With all the levels of flashbacks within flashbacks in director John Brahm’s underrated Noir masterpiece The Locket (1946) on TCM 10/13/16, you will not require a 3D TV to marvel at the four time dimensions of Laraine Day’s serial Femme Fatal and her 3 levels of male victims played and read in true Noir voice over style by Brian Aherne, Gene Raymond, and the great Robert Mitchum.
On her birthday today 9/30- I must remember the juicy rendezvous aggressive Deborah Kerr as the Captain’s wife dared to have with Burt Lancaster as Sgt. Warden in From Here to Eternity (1953) and contrast it- in much amazement- with her role as the shy timid Sibyl in Separate Tables (1958) and her repressed relationship with the shocking (at least to Sibyl’s mother played to perfection by Gladys Cooper) Oscar winning here David Niven as Major Pollock. I do not think we are going to see a beach rendezvous here between Kerr and Niven in director Delbert Mann’s much underrated movie!
On TCM 10/8/16- Paths of Glory (1957) – With masterful camera work and scriptwriting Stanley Kubrick delivers a powerful anti-war message with great performances by Kirk Douglas as honorable military lawyer, Adolphe Menjou as the indifferent political general, and Timothy Carey as the poor scapegoat private. Kubrick was the master director who always had his camera in the optimal position to give his message the most impact. Catch the extreme close up of Carey being sentenced to death within a large palace courtroom and that long tracking shot of Kirk walking in disgust through a network of trenches packed with fearful troops.
In Billy Wilder’s Double Indemnity (1944) strong subplot: The personal relationship between insurance fraud honcho Keyes brilliantly played by Edward G. Robinson and ambitious salesman Fred MacMurray (Neff)- We are waiting for the moment when Keyes finds out the truth about his favorite salesman!
On TCM 10/2/16- Leave Her to Heaven (1946) -Don’t let the bright technicolor or Gene Tierney’s external beauty mislead you-this movie is very dark NOIR and Gene’s character of Ellen is internally very ugly. A great supporting cast with Cornel Wilde, Jeanne Crain, Vincent Price, and Darryl Hickman all getting caught in Ellen’s evil web.
After directing such tragic masterpieces as Bicycle Thieves (1948), Umberto D. (1952), and Two Woman (1960), the great Vittorio De Sica lightened up his canvas with the Oscar winning comic Yesterday, Today, and Tomorrow (1963) composed of three tales each with screen greats Sophia Loren and Marcello Mastroianni (today 9/28 would have been his birthday) playing quite different couples in different Italian locales (Naples, Milan, and Rome) directed in three unique styles. Talk about artistic diversity

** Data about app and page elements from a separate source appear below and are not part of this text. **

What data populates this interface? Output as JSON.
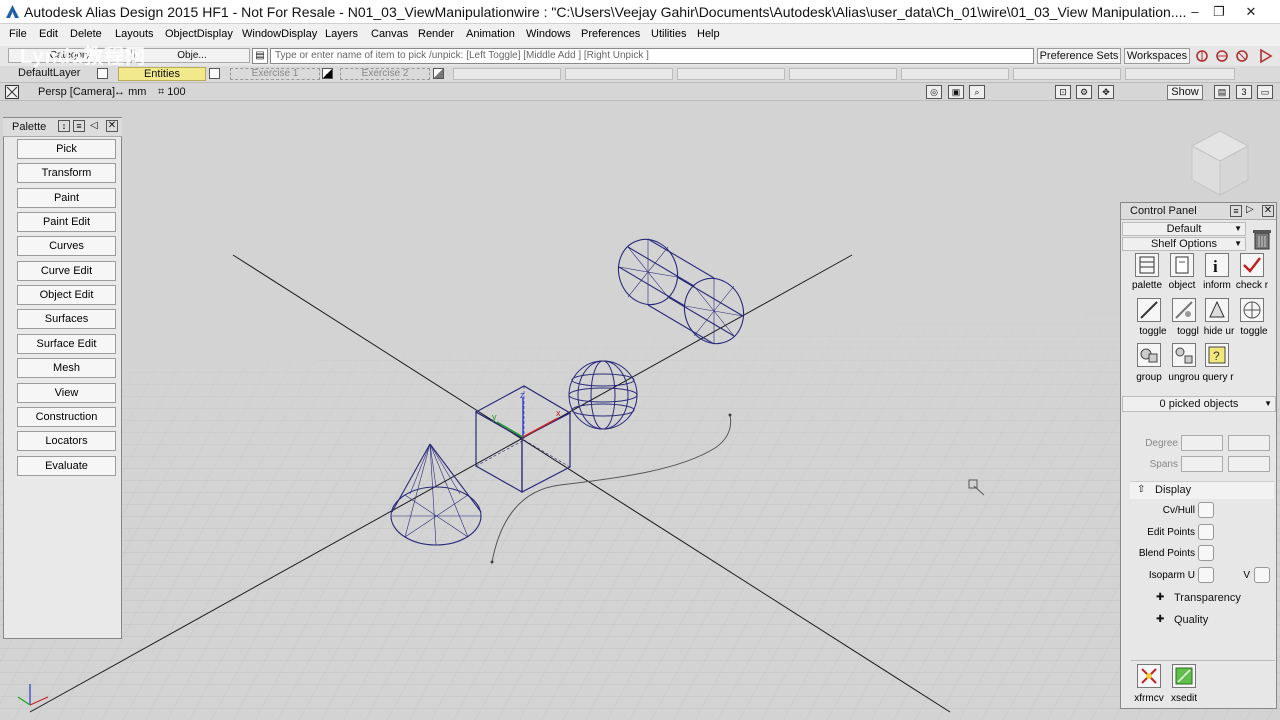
{
  "window": {
    "title": "Autodesk Alias Design 2015 HF1 - Not For Resale    - N01_03_ViewManipulationwire : \"C:\\Users\\Veejay Gahir\\Documents\\Autodesk\\Alias\\user_data\\Ch_01\\wire\\01_03_View Manipulation....",
    "controls": [
      "–",
      "❐",
      "✕"
    ]
  },
  "watermark": "Lynda教程网",
  "menu": [
    "File",
    "Edit",
    "Delete",
    "Layouts",
    "ObjectDisplay",
    "WindowDisplay",
    "Layers",
    "Canvas",
    "Render",
    "Animation",
    "Windows",
    "Preferences",
    "Utilities",
    "Help"
  ],
  "toolbar": {
    "category_label": "Category",
    "object_label": "Obje...",
    "pick_placeholder": "Type or enter name of item to pick /unpick: [Left Toggle] [Middle Add ] [Right Unpick ]",
    "preference_sets": "Preference Sets",
    "workspaces": "Workspaces"
  },
  "layers": {
    "default_layer": "DefaultLayer",
    "entities": "Entities",
    "exercise1": "Exercise 1",
    "exercise2": "Exercise 2"
  },
  "viewport": {
    "camera_label": "Persp [Camera]",
    "units_label": "mm",
    "grid_value": "100",
    "show_button": "Show",
    "layout_number": "3"
  },
  "palette": {
    "title": "Palette",
    "items": [
      "Pick",
      "Transform",
      "Paint",
      "Paint Edit",
      "Curves",
      "Curve Edit",
      "Object Edit",
      "Surfaces",
      "Surface Edit",
      "Mesh",
      "View",
      "Construction",
      "Locators",
      "Evaluate"
    ]
  },
  "control_panel": {
    "title": "Control Panel",
    "preset": "Default",
    "shelf_options": "Shelf Options",
    "shelf_items": [
      {
        "label": "palette",
        "icon": "palette-icon"
      },
      {
        "label": "object",
        "icon": "object-icon"
      },
      {
        "label": "inform",
        "icon": "info-icon"
      },
      {
        "label": "check r",
        "icon": "check-icon"
      },
      {
        "label": "toggle",
        "icon": "toggle-icon"
      },
      {
        "label": "toggl",
        "icon": "toggle-icon"
      },
      {
        "label": "hide ur",
        "icon": "hide-icon"
      },
      {
        "label": "toggle",
        "icon": "toggle-icon"
      },
      {
        "label": "group",
        "icon": "group-icon"
      },
      {
        "label": "ungrou",
        "icon": "ungroup-icon"
      },
      {
        "label": "query r",
        "icon": "query-icon"
      }
    ],
    "picked_objects": "0 picked objects",
    "degree_label": "Degree",
    "spans_label": "Spans",
    "display_label": "Display",
    "display_options": [
      "Cv/Hull",
      "Edit Points",
      "Blend Points",
      "Isoparm U"
    ],
    "isoparm_v_label": "V",
    "transparency_label": "Transparency",
    "quality_label": "Quality",
    "bottom_items": [
      {
        "label": "xfrmcv",
        "icon": "xfrmcv-icon"
      },
      {
        "label": "xsedit",
        "icon": "xsedit-icon"
      }
    ]
  },
  "colors": {
    "wire": "#2a2a7a",
    "axis": "#1a1a1a",
    "entities_layer": "#f2e88c",
    "viewport_bg": "#d3d3d3"
  }
}
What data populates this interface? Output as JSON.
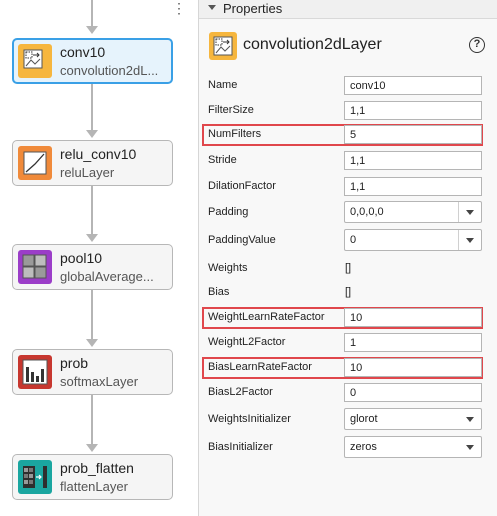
{
  "canvas": {
    "nodes": [
      {
        "name": "conv10",
        "type": "convolution2dL...",
        "icon": "convolution-icon",
        "color": "#f6b63e",
        "selected": true
      },
      {
        "name": "relu_conv10",
        "type": "reluLayer",
        "icon": "relu-icon",
        "color": "#f08a3a",
        "selected": false
      },
      {
        "name": "pool10",
        "type": "globalAverage...",
        "icon": "pooling-icon",
        "color": "#9b3dc8",
        "selected": false
      },
      {
        "name": "prob",
        "type": "softmaxLayer",
        "icon": "softmax-icon",
        "color": "#c7372f",
        "selected": false
      },
      {
        "name": "prob_flatten",
        "type": "flattenLayer",
        "icon": "flatten-icon",
        "color": "#1aa6a0",
        "selected": false
      }
    ]
  },
  "panel": {
    "title": "Properties",
    "layer_type": "convolution2dLayer",
    "help_label": "?",
    "properties": [
      {
        "label": "Name",
        "value": "conv10",
        "kind": "text",
        "highlight": false
      },
      {
        "label": "FilterSize",
        "value": "1,1",
        "kind": "text",
        "highlight": false
      },
      {
        "label": "NumFilters",
        "value": "5",
        "kind": "text",
        "highlight": true
      },
      {
        "label": "Stride",
        "value": "1,1",
        "kind": "text",
        "highlight": false
      },
      {
        "label": "DilationFactor",
        "value": "1,1",
        "kind": "text",
        "highlight": false
      },
      {
        "label": "Padding",
        "value": "0,0,0,0",
        "kind": "combo",
        "highlight": false
      },
      {
        "label": "PaddingValue",
        "value": "0",
        "kind": "combo",
        "highlight": false
      },
      {
        "label": "Weights",
        "value": "[]",
        "kind": "static",
        "highlight": false
      },
      {
        "label": "Bias",
        "value": "[]",
        "kind": "static",
        "highlight": false
      },
      {
        "label": "WeightLearnRateFactor",
        "value": "10",
        "kind": "text",
        "highlight": true
      },
      {
        "label": "WeightL2Factor",
        "value": "1",
        "kind": "text",
        "highlight": false
      },
      {
        "label": "BiasLearnRateFactor",
        "value": "10",
        "kind": "text",
        "highlight": true
      },
      {
        "label": "BiasL2Factor",
        "value": "0",
        "kind": "text",
        "highlight": false
      },
      {
        "label": "WeightsInitializer",
        "value": "glorot",
        "kind": "dropdown",
        "highlight": false
      },
      {
        "label": "BiasInitializer",
        "value": "zeros",
        "kind": "dropdown",
        "highlight": false
      }
    ]
  },
  "colors": {
    "selection": "#3aa0e6",
    "highlight": "#e0474c"
  }
}
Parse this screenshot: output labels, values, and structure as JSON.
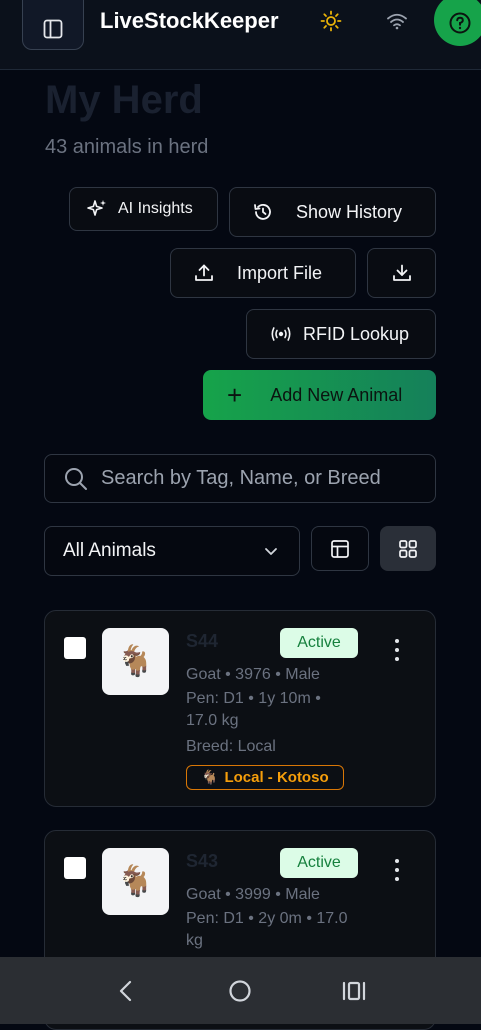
{
  "header": {
    "app_title": "LiveStockKeeper",
    "icons": [
      "sidebar-toggle-icon",
      "sun-icon",
      "wifi-icon",
      "help-icon"
    ]
  },
  "page": {
    "title": "My Herd",
    "subtitle": "43 animals in herd"
  },
  "actions": {
    "ai_insights": "AI Insights",
    "show_history": "Show History",
    "import_file": "Import File",
    "rfid_lookup": "RFID Lookup",
    "add_new_animal": "Add New Animal"
  },
  "search": {
    "placeholder": "Search by Tag, Name, or Breed"
  },
  "filter": {
    "selected": "All Animals"
  },
  "colors": {
    "accent_green": "#16a34a",
    "status_active_bg": "#dcfce7",
    "status_active_text": "#15803d",
    "breed_badge": "#f59e0b"
  },
  "animals": [
    {
      "tag": "S44",
      "status": "Active",
      "line1": "Goat • 3976 • Male",
      "line2": "Pen: D1 • 1y 10m •",
      "line3": "17.0 kg",
      "line4": "Breed: Local",
      "badge": "Local - Kotoso",
      "image_icon": "goat-icon"
    },
    {
      "tag": "S43",
      "status": "Active",
      "line1": "Goat • 3999 • Male",
      "line2": "Pen: D1 • 2y 0m • 17.0",
      "line3": "kg",
      "image_icon": "goat-icon"
    }
  ],
  "system_nav": [
    "back-icon",
    "home-icon",
    "recents-icon"
  ]
}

On TCM today 10/22/16-I love the scene in Alfred Hitchcock’s North by Northwest (1959) where Cary Grant with his usual humor and charm makes a brilliant escape via the local police from the dangerous James Mason and Martin Landau with Eva Marie Saint at a Chicago auction house by making illogical bids on art objects and yelling out “It looks like a fake.” One of the other bidders looks at Cary: “Well one thing we know. You’re no fake. You are a genuine idiot.”
On TCM 10/12/16-My favorite Paul Newman flick The Young Philadelphians (1959) directed by Vincent Sherman—As an aspiring society attorney Judson Lawrence Paul gives rich Billie Burke (Glinda in The Wizard of Oz) smart tax advice while petting her lap dog, defends much underrated actor Robert Vaughn (in a striking Oscar nominated performance here) of a murder charge with sting like cunning, wows beauties Barbara Rush and Alexis Smith with his Paul Newman blue eyes and proves to be a great son to his audience only knowing father, Brain Keith. Watch the Paul Newman eyes explode with even greater intensity when he learns the revealing fact (known to us in the audience) that his father is really regular guy Mike Flanagan (Brian Keith) and not the high society William Lawrence II (Adam West).
A perennial on TCM – Great director Nicholas Ray’s masterpiece Rebel Without a Cause (1955) is a favorite of mine. Love the performances by James Dean, Oscar nominated here Natalie Wood and Sal Mineo. I cannot forget:
- The strong performances by Jim Backus and Ann Doran as Dean’s 50’s suburban parents.
- The introduction of Nick Adams and Dennis Hooper as young punks.
- Later TV series stars William Hopper (to be Paul Drake on Perry Mason) as Natalie’s dad and Edward Platt (to be Chief of Control on Get Smart! as an understanding cop.
- The scenes filmed at the LA Griffith Observatory—Love that touching Sal Mineo line as Plato— “What does he know about man alone?”